Task prompt -
The number of lines below that contain the word "Countries" is all that the answer should hold.

Task inputs -
━━━━━━━━━━━━━━━━━━━━━━━━━━━━━━

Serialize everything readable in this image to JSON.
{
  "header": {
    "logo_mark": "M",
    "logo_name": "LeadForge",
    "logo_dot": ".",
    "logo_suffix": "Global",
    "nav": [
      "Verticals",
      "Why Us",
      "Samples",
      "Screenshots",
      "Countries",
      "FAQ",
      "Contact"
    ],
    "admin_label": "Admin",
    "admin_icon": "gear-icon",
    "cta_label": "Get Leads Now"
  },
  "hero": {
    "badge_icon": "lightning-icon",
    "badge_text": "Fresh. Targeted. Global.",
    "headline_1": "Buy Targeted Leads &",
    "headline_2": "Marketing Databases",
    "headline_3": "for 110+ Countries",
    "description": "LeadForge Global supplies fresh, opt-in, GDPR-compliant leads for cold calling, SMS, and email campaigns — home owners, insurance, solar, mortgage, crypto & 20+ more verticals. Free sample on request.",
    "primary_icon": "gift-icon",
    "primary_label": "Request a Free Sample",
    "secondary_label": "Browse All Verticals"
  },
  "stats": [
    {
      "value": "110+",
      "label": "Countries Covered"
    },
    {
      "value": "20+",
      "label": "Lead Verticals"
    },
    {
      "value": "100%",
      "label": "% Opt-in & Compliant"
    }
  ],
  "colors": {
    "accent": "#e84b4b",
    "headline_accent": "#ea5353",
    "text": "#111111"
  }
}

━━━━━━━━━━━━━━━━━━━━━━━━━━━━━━

Your solution -
3